-Hospice care always provides palliative care. However, it is focused on terminally ill patients-people who no longer seek treatments to cure them and who are expected to live for about six months or less.
5 clinical situations where prophylactically antibiotics are indicated
-prevent strep infection in pts w/history of rheumatic heart disease (pts may req 20 yrs of trx)
-pretreatment of pts undergoing dental extractions/prosthetics (heart valves) prevent seeding
-prevent meningitis/ tuberculosis or for ppl who work with infected pts
-trx prior to certain surgeries(bowel/GI or joint replacement)
-trx mother with zidovudine to protect fetus from possible HIV infected mother. use AZT
difference between insulin dependent and non insulin dependent and treatment
IDDM-insulin dependent diabetes mellitus. occurs in youth, malnourished, 10-20% of diabetes pts, little genetic link, no working beta cells in the islets of langerhans in the pancreas.

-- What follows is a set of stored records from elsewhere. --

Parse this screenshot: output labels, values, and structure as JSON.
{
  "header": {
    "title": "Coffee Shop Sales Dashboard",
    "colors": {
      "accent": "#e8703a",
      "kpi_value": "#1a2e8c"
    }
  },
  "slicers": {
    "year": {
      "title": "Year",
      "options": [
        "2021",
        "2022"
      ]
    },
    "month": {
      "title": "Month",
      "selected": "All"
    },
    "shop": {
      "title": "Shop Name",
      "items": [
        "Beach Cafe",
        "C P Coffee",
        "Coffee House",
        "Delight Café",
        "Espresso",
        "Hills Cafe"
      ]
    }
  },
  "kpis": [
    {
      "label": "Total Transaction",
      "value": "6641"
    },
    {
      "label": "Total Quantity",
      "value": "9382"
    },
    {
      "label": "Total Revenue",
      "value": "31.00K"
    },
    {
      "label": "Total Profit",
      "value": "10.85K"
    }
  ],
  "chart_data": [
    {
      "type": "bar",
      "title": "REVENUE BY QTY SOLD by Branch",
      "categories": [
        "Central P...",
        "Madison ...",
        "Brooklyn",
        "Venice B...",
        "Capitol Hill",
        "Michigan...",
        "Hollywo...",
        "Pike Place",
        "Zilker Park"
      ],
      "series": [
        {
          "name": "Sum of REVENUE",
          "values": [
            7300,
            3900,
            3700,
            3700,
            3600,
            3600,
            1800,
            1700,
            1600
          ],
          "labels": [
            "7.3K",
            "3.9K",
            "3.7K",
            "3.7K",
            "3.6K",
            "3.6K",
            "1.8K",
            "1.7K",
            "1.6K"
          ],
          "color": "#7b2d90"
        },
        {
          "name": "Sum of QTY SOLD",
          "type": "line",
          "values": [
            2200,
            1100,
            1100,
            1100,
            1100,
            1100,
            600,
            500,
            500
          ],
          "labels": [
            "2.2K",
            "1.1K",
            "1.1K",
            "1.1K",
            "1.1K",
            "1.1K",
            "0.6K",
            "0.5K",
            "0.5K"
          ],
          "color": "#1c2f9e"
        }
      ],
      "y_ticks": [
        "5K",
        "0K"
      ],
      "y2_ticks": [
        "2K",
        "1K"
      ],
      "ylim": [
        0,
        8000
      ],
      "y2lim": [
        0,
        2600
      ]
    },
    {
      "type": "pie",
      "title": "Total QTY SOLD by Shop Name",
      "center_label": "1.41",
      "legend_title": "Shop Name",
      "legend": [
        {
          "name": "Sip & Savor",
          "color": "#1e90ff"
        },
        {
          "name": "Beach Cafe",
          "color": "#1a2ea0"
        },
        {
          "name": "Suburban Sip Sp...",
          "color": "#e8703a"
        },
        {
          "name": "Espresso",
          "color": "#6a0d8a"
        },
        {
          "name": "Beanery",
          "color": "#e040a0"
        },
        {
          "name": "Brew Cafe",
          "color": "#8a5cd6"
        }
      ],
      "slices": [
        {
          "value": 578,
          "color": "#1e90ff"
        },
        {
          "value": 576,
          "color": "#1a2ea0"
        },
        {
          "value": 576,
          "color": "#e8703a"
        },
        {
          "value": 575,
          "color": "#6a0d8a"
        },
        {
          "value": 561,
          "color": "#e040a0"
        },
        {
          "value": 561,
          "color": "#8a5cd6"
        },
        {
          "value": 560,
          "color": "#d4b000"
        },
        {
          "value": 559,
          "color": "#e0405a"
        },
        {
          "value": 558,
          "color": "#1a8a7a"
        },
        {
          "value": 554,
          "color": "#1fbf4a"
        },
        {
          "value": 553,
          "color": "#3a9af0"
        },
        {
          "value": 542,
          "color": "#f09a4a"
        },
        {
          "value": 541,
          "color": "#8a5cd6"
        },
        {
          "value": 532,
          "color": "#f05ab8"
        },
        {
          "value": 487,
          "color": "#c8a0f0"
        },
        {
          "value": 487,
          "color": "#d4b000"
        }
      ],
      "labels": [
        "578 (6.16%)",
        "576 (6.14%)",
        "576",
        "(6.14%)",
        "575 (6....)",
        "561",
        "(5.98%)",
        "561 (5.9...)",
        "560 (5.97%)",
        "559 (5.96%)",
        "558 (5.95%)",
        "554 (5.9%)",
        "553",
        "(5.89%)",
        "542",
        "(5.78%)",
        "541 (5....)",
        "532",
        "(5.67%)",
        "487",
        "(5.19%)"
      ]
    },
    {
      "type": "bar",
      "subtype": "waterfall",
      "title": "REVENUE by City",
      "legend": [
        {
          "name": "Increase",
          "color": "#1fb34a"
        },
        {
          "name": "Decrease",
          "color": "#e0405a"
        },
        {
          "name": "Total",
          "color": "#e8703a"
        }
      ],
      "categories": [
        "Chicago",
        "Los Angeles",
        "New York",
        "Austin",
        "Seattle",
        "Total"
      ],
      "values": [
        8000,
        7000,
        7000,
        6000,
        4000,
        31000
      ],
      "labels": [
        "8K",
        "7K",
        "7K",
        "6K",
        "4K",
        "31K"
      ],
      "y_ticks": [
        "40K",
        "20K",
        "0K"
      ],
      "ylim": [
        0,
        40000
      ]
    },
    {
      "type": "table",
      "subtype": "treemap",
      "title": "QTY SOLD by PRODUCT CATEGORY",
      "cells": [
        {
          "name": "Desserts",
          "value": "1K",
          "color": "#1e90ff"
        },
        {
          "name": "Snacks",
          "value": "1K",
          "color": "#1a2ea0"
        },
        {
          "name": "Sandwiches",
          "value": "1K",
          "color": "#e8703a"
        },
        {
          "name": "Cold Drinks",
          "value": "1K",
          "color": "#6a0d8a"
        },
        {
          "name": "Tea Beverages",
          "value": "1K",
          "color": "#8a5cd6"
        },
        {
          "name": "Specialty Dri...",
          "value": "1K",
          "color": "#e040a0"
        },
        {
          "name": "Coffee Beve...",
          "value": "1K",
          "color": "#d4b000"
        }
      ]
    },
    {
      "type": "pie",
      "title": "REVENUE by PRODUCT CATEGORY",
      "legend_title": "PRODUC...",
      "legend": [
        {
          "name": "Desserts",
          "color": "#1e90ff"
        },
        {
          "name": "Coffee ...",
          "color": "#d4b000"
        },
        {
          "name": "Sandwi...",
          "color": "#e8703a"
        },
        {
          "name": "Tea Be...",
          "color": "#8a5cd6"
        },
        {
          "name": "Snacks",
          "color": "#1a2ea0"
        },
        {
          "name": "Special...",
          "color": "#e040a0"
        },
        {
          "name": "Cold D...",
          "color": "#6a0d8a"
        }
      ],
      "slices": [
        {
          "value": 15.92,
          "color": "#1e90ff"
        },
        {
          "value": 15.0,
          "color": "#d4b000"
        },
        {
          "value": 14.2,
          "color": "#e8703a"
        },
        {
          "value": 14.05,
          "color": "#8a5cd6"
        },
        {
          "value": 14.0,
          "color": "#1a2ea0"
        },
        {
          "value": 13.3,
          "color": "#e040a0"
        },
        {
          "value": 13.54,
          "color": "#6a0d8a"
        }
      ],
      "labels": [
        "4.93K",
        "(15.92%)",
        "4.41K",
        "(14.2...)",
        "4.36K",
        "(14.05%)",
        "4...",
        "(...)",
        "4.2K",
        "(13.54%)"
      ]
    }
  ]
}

U100 insulin injections subQ in the US

NIDDM-noninsulin dependent diabetes mellitus. 35+ yo, overweight, 80-90% of diabetes pts, strong genetic link, few working beta cells in the islets of langerhans in the pancreas. diet/exercise->if not, oral sulfonureas->insulin (or combo)
drug treatment to give a patient with gastric ulcer, and why?
if on aspirin, switch two COX II inhibitor bc less stress on GI

if due to h pylori, then give
a. (anaerobic) antibiotics KILL h pylori tetracyclin/amoxicillin
b. bismuth (pepto), works in combo with antibiotics to kill h pylori
c. antacid/Proton Pump Inhib/H2 receptor antagonist (acid is not the cause of ulcers but can aggravate stomach. so reduce acid flow/neutralize it
define bacteriostatic and bacteriocidal
bacteriocidal kill bacteria (for pts with defective immune systems:cancer/AIDS/diabetes) and for overwhelming infections. pts must take full course of rx regimen

bacteriostatic only inhibits bacterial proliferation while hosts intact immune system does the killing.
describe drug development process 9 steps (preclinical post to FDA)
Average drug 12 years start to finish
10,000 compounds submitted
1:3 chance of approve and make it to market
1:2 chance after Phase I
$500M to get your drug

1.Target a disease

2.Lead compound ($15-35M)
-random
-combinatorial
-target synthesis ie: look at disease and see how it works (1:50)
-drug modeling ie: computer designs molecule that will work(1:15)

3. Discovery testing ($21-41M)

4. Chemical synthesis scale up ($82-110M)
-watch out for chirality (different versions)
5.Safety ie:Animals ($65-91M)
one rodent and one nonrodent that resembles humans (chinchilla for ears)
6.Investigational New Drug Application

7.IRB-Institutional review Boards to protect pts. composed of 5+experts/lay ppl with backgrounds in disease, patients or patient types to ensure adequate review and safety

8.Phase Trials
Phase I Clinical Studies ($9-19M)
-20-80 healthy ppl
-safety (not killing)
-small companies
Phase II Clinical Studies ($21-37M)
-100-300 sick ppl
-effectiveness
Phase III Clinical Studies($88-144M)
-1000's of pts
-double blind (control/uncontrolled/sugar pill)

9.New Drug Application (labeling)
-FDA approves some uses for your drug but not others
-may have to reapply if more data needed
describe how you treat a patient with a newly diagnosed large cancerous tumor. the tumor is accessible to surgical and drug therapies
want to relieve pt of "neoplastic burden"
a. Surgery (debulking if accessible) and/or Radiation
b. Chemotherapy: cell-cycle specific and non-cell cycle specific -like antibiotics
-careful not to overdo, might cause cancer later in life

if cannot achieve manageable level of cancer cells, palliative care to allow normal life while dealing with disease, pt could die within 3-6 mos
in the cancer warrior describe the research done in judah folkmans laboratory and its importance to angiogenesis/cancer treatment?
eye of rabbit
keeping cancer cells alive: angiogenesis-new blood vessels
find the factor that prevents angiogenesis to prevent growth of cancer
Endostatin, inhibitor of angiogenesis
Thalidimide, existing drug, birth defects
Egg research